Social Impact Internships: Amina Abdalla (’25)
My name is Amina Abdalla, and I’m a rising sophomore in course 20 (bioengineering). This summer, I had the privilege of interning at MassHealth, Massachusetts’ Medicaid and Children’s Health Insurance program. MassHealth provides free or low-cost health coverage for over 1.8 million Massachusetts residents who earn less than various financial thresholds, connecting them to essential health resources.
I have always wanted to work in healthcare; one of my most important career aspirations is to truly make an impact. I want to take the knowledge of subjects I’ve enjoyed studying so much and put it to good use – i.e., to improve people’s lives.
In my freshman fall, I took a seminar called “Genes in the News,” where we’d occasionally discuss health equity, and the role of the government in regulating and funding promising therapeutics. My involvement in MIT’s Global Health Alliance also introduced me to more ways of critically thinking about how healthcare is coordinated across communities, and how these systems can be improved.

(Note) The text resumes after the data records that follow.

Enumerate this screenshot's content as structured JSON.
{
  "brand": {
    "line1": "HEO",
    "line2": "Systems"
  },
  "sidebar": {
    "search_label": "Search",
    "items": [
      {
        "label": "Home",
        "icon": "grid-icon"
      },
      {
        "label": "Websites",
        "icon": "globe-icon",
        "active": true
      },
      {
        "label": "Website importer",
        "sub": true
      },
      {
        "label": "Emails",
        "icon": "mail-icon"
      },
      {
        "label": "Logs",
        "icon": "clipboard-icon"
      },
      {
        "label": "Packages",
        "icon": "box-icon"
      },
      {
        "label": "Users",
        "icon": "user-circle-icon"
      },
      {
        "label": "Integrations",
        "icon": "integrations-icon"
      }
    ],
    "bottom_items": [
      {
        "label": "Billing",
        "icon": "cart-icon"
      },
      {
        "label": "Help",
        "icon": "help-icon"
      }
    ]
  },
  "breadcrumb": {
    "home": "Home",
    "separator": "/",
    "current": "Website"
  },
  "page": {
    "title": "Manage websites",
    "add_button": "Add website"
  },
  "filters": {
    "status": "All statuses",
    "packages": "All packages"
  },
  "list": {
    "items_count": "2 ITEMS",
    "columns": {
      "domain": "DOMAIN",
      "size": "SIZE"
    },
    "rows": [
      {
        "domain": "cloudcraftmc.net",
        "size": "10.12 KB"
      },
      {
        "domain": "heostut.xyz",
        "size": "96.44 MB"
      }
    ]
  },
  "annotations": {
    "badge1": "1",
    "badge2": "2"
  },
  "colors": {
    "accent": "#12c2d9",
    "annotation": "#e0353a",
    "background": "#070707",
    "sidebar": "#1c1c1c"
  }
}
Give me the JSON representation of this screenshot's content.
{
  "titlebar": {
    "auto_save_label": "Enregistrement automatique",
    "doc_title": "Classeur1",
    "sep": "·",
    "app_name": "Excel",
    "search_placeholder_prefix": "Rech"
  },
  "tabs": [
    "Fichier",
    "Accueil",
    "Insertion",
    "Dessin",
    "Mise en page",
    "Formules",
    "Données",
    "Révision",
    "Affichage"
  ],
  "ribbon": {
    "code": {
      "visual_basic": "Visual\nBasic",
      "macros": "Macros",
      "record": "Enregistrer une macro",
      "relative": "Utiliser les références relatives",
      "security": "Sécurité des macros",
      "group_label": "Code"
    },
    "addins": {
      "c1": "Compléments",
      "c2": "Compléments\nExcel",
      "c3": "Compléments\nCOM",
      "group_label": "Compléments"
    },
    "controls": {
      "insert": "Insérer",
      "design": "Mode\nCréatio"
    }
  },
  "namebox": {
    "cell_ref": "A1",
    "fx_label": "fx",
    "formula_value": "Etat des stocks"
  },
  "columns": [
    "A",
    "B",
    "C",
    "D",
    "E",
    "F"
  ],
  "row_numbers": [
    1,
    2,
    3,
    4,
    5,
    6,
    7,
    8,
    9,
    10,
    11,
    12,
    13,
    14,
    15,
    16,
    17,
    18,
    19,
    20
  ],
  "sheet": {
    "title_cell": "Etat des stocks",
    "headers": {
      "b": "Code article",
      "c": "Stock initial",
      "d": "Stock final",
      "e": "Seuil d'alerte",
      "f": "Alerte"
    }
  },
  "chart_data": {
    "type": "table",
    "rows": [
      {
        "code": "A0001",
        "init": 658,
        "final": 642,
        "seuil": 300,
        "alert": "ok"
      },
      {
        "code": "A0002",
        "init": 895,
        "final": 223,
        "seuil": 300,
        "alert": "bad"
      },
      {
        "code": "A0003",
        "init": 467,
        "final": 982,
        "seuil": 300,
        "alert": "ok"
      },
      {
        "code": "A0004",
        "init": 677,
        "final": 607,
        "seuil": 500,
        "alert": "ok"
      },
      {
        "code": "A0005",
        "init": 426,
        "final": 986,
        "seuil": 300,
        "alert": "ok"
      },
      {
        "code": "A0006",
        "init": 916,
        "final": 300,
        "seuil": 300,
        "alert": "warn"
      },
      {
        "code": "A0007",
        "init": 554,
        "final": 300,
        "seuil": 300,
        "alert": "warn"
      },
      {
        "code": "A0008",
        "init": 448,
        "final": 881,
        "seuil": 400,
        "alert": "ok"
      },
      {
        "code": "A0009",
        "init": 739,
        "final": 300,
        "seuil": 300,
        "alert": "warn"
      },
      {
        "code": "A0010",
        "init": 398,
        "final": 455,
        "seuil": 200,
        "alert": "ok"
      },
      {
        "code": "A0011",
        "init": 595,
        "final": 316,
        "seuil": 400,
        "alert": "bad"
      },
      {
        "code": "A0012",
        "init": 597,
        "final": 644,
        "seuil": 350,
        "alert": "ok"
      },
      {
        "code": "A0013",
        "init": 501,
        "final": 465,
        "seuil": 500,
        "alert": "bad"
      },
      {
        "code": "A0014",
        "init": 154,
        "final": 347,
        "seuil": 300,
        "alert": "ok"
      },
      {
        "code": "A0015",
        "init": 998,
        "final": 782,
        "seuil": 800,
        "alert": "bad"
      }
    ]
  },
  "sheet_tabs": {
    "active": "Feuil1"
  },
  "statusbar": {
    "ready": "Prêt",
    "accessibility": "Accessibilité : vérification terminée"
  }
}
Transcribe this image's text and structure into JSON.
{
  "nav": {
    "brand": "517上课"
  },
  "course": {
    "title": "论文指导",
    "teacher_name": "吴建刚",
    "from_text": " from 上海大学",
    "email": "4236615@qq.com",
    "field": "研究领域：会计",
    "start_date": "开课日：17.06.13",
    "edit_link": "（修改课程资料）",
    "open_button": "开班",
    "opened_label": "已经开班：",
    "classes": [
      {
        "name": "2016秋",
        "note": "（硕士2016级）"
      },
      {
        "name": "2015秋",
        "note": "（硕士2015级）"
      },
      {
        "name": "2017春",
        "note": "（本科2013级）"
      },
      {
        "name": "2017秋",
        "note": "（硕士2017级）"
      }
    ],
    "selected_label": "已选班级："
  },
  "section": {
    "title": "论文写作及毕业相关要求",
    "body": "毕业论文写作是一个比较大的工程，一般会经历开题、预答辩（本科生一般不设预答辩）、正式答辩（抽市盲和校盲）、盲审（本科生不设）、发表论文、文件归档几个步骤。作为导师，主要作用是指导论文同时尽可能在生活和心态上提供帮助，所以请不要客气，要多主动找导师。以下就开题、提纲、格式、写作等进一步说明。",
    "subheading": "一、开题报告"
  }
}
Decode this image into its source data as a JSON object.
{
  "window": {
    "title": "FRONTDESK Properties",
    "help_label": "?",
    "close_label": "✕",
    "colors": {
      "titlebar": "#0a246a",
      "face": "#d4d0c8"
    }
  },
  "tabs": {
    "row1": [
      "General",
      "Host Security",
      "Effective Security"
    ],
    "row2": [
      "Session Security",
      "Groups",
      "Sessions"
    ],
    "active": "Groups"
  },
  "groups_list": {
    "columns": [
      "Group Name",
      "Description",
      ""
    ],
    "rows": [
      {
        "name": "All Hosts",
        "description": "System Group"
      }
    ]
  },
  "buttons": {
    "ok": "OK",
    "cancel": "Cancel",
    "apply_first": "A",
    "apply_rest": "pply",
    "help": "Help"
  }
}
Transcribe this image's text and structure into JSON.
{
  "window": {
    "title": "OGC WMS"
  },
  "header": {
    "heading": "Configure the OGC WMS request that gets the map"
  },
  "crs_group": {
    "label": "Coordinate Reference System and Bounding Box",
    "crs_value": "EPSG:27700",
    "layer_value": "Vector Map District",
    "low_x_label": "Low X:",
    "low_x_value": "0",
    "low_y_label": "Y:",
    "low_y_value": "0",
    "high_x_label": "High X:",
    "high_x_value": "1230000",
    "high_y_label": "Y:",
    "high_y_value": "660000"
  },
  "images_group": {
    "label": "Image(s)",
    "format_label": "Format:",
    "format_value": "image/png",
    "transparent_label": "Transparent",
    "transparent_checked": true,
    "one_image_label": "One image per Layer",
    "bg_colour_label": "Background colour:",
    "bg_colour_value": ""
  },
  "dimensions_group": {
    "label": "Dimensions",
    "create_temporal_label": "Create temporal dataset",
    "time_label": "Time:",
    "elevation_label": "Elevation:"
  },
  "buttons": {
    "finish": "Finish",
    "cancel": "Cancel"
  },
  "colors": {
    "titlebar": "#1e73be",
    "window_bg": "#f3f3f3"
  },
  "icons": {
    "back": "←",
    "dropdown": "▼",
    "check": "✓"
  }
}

From these experiences, I began to think about exploring a career in public health. I wanted a closer look at the work that is done to ensure people have access to high-quality care. How can processes be improved so that care is coordinated for each patient, ensuring that they have access to the same quality care? What is being done to equalize non-medical factors that are known to influence people’s overall health (social determinants of health) across socioeconomic classes?
When I landed an internship on MassHealth’s Health Plan Administration and Oversight (HPAO) team, I was very excited to begin to piece together answers to my questions. HPAO is a crucial part of MassHealth; the team manages the contracts the state maintains with healthcare providers, payers, accountable care organizations, and managed care organizations. They ensure that providers follow network adequacy standards so that there are enough care providers to meet the needs of MassHealth members. HPAO also works across departments to ensure that members’ concerns are addressed, interfacing with teams like Policy and Legal on process improvement efforts.
Accessing healthcare can be extremely difficult for marginalized populations. Someone who doesn’t have a car or works a demanding job would find it difficult enough to schedule and get to an appointment. Now imagine they live in an area where there aren’t enough, say, pediatricians. Traveling further to find one would simply be out of reach for most people in this situation. One of the first projects I did was a data-analysis project where I looked at MassHealth plans and access to primary care providers (adult, child, and family) across the state. Quantifying this data helps us understand where there are gaps in access. From this, we can figure out where MassHealth members are going to access these services; then, MassHealth can consider ways to solve the issue, such as finding another provider in that area. Another project I worked on was making healthcare-related documents easier to read, being mindful of members with low health literacy. Changes like these can improve millions of people’s understanding of their health benefits, making my work a small part of a hugely impactful program.
The unit I worked for at MassHealth does a lot of work to reimagine healthcare systems, in the aim of moving away from a fee-for-service model (where the care provider is paid for every service rendered) towards a value-based model (in which providers look at the entire structure of care). This involves considering situations that cause or exacerbate health conditions. For example, this could mean following up with MassHealth members experiencing homelessness after they’ve been discharged from a hospital, and working with them to secure housing. I was really impressed with this effort, since it addresses concerns I’ve heard about in healthcare regarding providers who maximize the amount of money they make by recommending unnecessary services.
In between projects, meetings, and other responsibilities, I met one-on-one with various MassHealth staff for informational interviews. With each discussion I had, I was blown away by each person’s genuine passion for their work. I talked with people who worked on things like MassHealth’s COVID-19 response, maternal health policy, and behavioral health services. Over and over, I heard people mention the scale of their outreach; how aware they were of the magnitude of their role.
My internship experience has shown me the day-to-day workings of public health administration. It’s impacted my academic life, setting me on a path towards taking more public health and health policy classes. My ideas of potential career paths have been expanded, for the first time including work in the public sector. I’m grateful to have met so many incredible people who’ve dedicated their careers to making healthcare accessible for all. I look forward to furthering my knowledge of public health as I work towards a career in healthcare.